Ghost children are frequently reported playing throughout the hotel, and ghosts of young women are often seen, both of which are attributed to the times when the nuns owned the property and, along with a school, provided a medical facility and orphanage. It appears that some of the children who were cared for during this time died while under medical care, and their spirits remain on the property, playing in the halls. They often are heard laughing, shouting, and running down the halls so loudly at times that guests will open the doors to see why children are running around so late at night, only to see the ghost children and watch them disappear before their eyes or to see nothing at all. Many locals surmise that the children most likely perished during the yellow fever epidemics in New Orleans. Due to the feverish state they were in when they died, the children may not have realized that they were dead and, instead, woke up feeling better and went back to playing in the orphanage as they did each day.
Most of the ghosts appear to go about their daily and evening business, dancing, patrolling the halls, and playing, yet there is one guest who is frequently seen in the lobby who does not care for visitors. Described as an elderly gentleman, he appears to enjoy spending late afternoons seated in the lobby area while reading the daily paper and smoking a cigar. His ghostly apparition is so solid that many people reportedly mistake him as a guest and ask him to extinguish his cigar as the smoke is bothering them. When this interaction occurs, he is reported to give them a haughty look, stand up angrily, gather his paper, and march away, when he then disappears into thin air. It’s easy to imagine the shocked look of the guest who, having just insulted the man, now discovers they were talking to a ghost. I would think that if they ran into him again during their stay, the encounter would not be as pleasant, which is a good reminder to be kind and polite to strangers you meet everywhere.

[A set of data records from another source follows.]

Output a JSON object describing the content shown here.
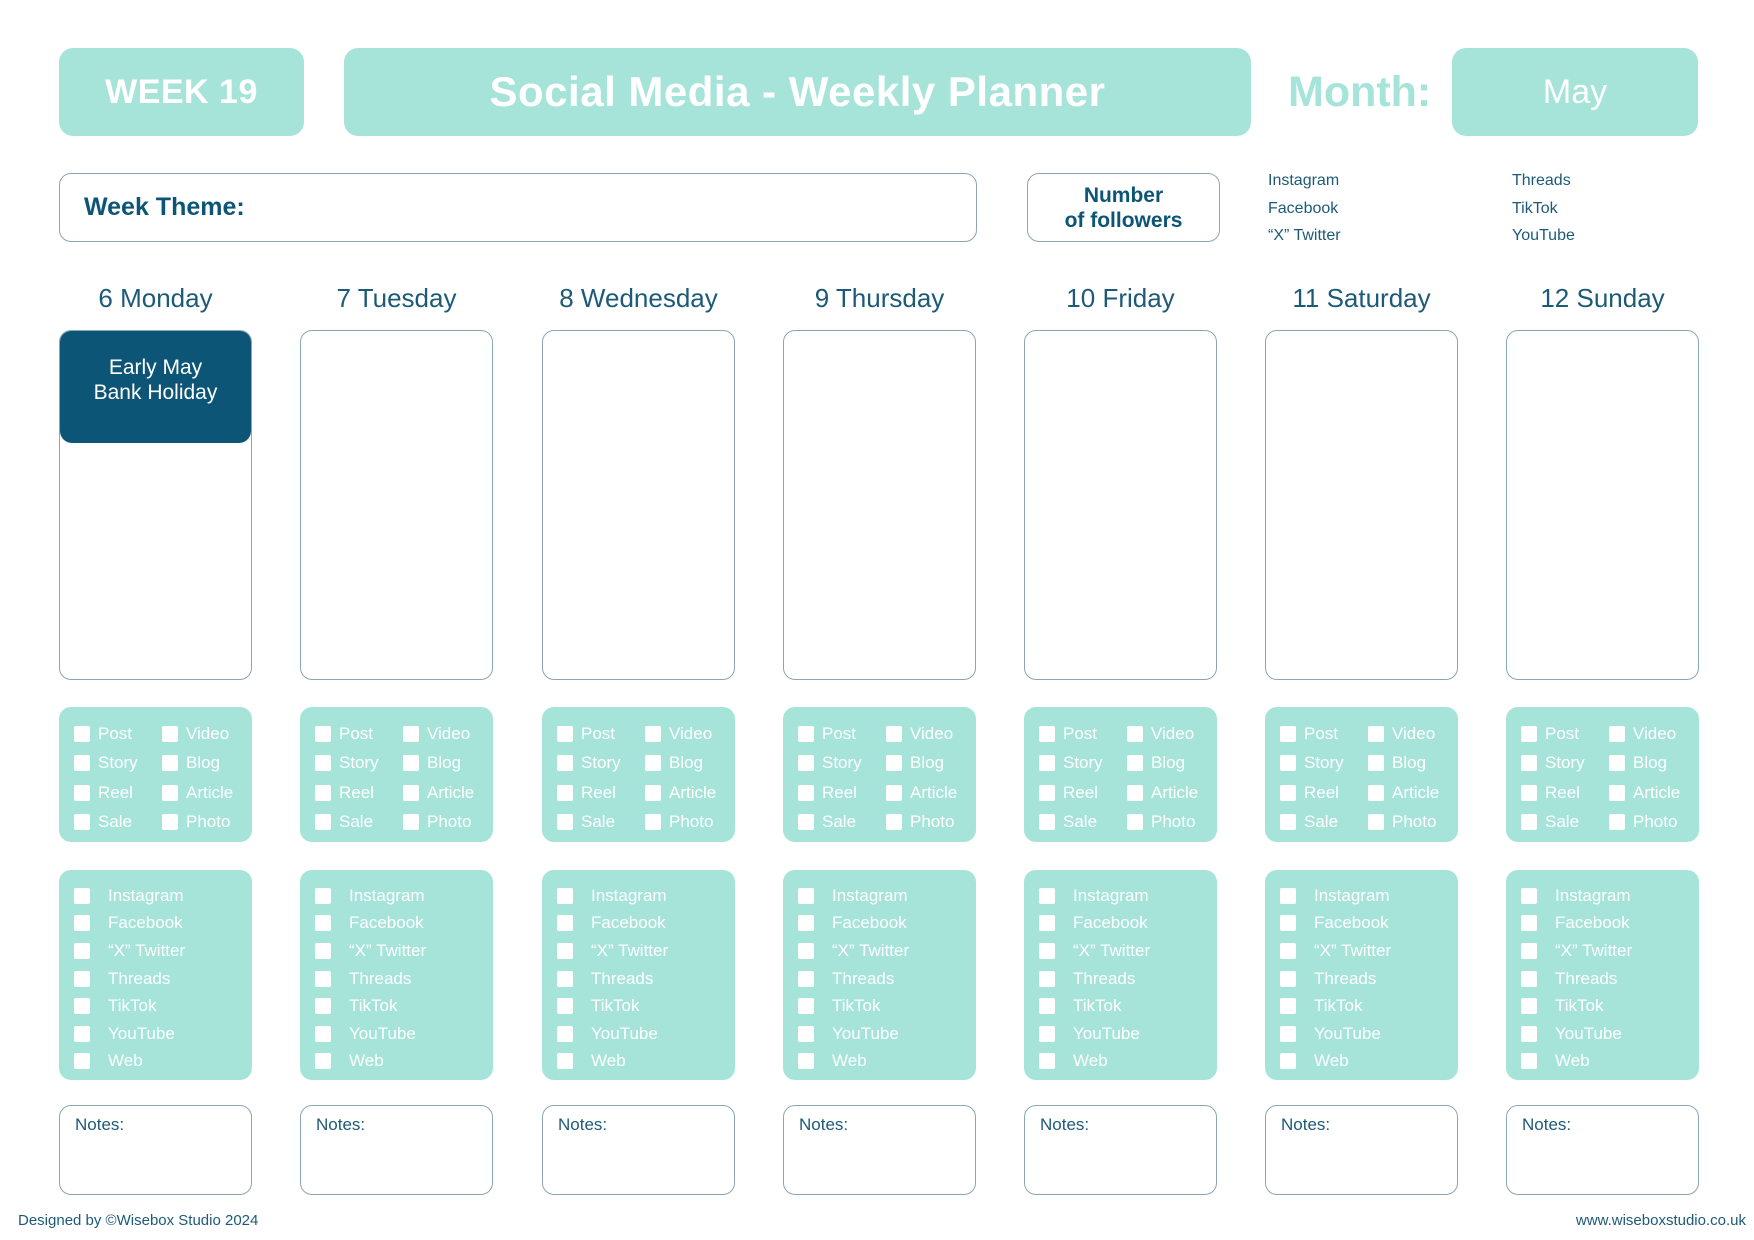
{
  "header": {
    "week": "WEEK 19",
    "title": "Social Media - Weekly Planner",
    "month_label": "Month:",
    "month_value": "May"
  },
  "theme": {
    "label": "Week Theme:"
  },
  "followers": {
    "line1": "Number",
    "line2": "of followers"
  },
  "platform_legend": {
    "col1": [
      "Instagram",
      "Facebook",
      "“X” Twitter"
    ],
    "col2": [
      "Threads",
      "TikTok",
      "YouTube"
    ]
  },
  "colors": {
    "accent_teal": "#a6e4da",
    "dark_blue": "#0d5577",
    "text_blue": "#1d5a78"
  },
  "content_types": [
    "Post",
    "Video",
    "Story",
    "Blog",
    "Reel",
    "Article",
    "Sale",
    "Photo"
  ],
  "platforms": [
    "Instagram",
    "Facebook",
    "“X” Twitter",
    "Threads",
    "TikTok",
    "YouTube",
    "Web"
  ],
  "notes_label": "Notes:",
  "days": [
    {
      "label": "6 Monday",
      "holiday": "Early May Bank Holiday"
    },
    {
      "label": "7 Tuesday",
      "holiday": null
    },
    {
      "label": "8 Wednesday",
      "holiday": null
    },
    {
      "label": "9 Thursday",
      "holiday": null
    },
    {
      "label": "10 Friday",
      "holiday": null
    },
    {
      "label": "11 Saturday",
      "holiday": null
    },
    {
      "label": "12 Sunday",
      "holiday": null
    }
  ],
  "footer": {
    "credit": "Designed by ©Wisebox Studio 2024",
    "url": "www.wiseboxstudio.co.uk"
  }
}
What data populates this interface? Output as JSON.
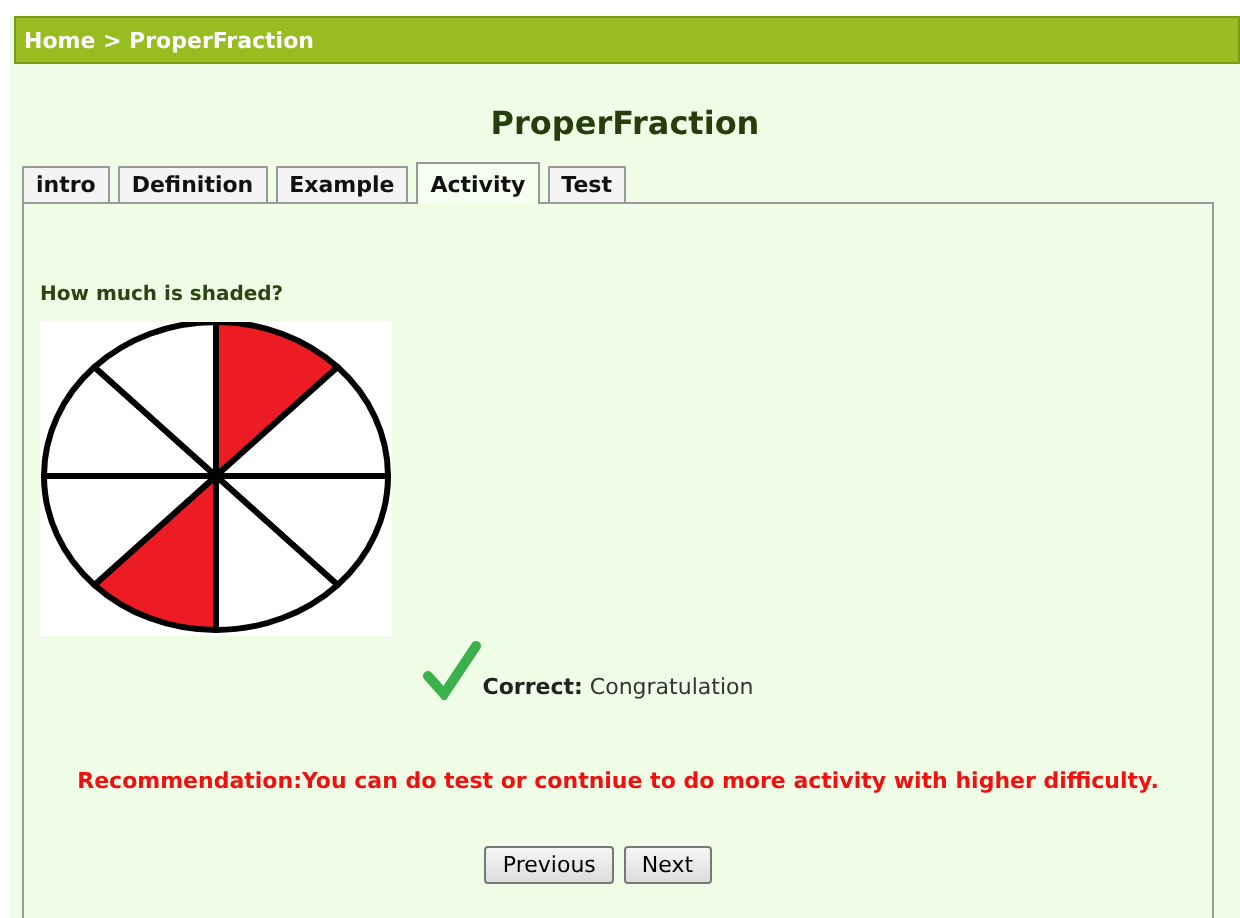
{
  "breadcrumb": "Home > ProperFraction",
  "title": "ProperFraction",
  "tabs": [
    {
      "label": "intro",
      "selected": false
    },
    {
      "label": "Definition",
      "selected": false
    },
    {
      "label": "Example",
      "selected": false
    },
    {
      "label": "Activity",
      "selected": true
    },
    {
      "label": "Test",
      "selected": false
    }
  ],
  "question": "How much is shaded?",
  "pie": {
    "slices": [
      {
        "shaded": true
      },
      {
        "shaded": false
      },
      {
        "shaded": false
      },
      {
        "shaded": false
      },
      {
        "shaded": true
      },
      {
        "shaded": false
      },
      {
        "shaded": false
      },
      {
        "shaded": false
      }
    ]
  },
  "feedback": {
    "kind": "correct",
    "text": "**Correct:** Congratulation"
  },
  "recommendation": "Recommendation:You can do test or contniue to do more activity with higher difficulty.",
  "buttons": [
    "Previous",
    "Next"
  ]
}
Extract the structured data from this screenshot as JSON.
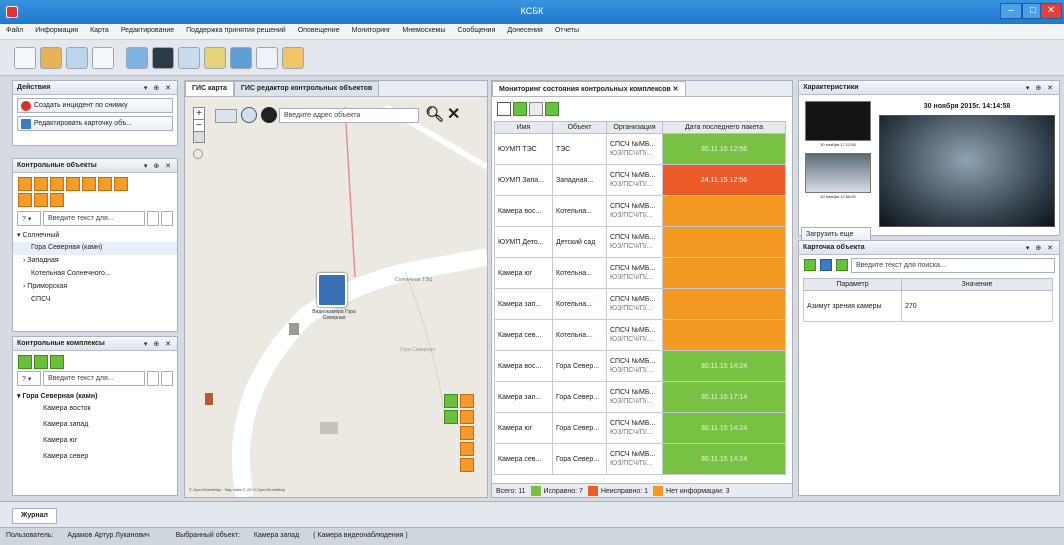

One of my favorite reports about the ghosts at the hotel came from several locals I met in a bar on Bourbon Street, who shared with me what they had heard about the haunted Bourbon Orleans Hotel. They said there once was a guest who stumbled back to the hotel after an evening of heavy drinking on Bourbon Street. He was very loud and rude and had become disorderly in the halls , speaking profanity and being a drunken public nuisance in general. As he was walking down the halls in this manner, he experienced the feeling of being slapped hard on his hand. Stunned, he looked up to see a nun standing in front of him. His friends reported hearing the slap and seeing a red mark on his hand after the incident. Growing up in Catholic school myself, I remember the slaps from the nuns, and this would not be surprising at all to hear that they are still patrolling the halls in the afterlife. They definitely would not like to hear profanity or to see someone wandering the halls late at night while being loud and rude. It’s nice to know that good manners are still being impressed upon visitors and locals alike in the good establishment.
By Kala Ambrose, Reprinted by Permission from Spirits of New Orleans: Voodoo Curses, Vampire Legends and Cities of the Dead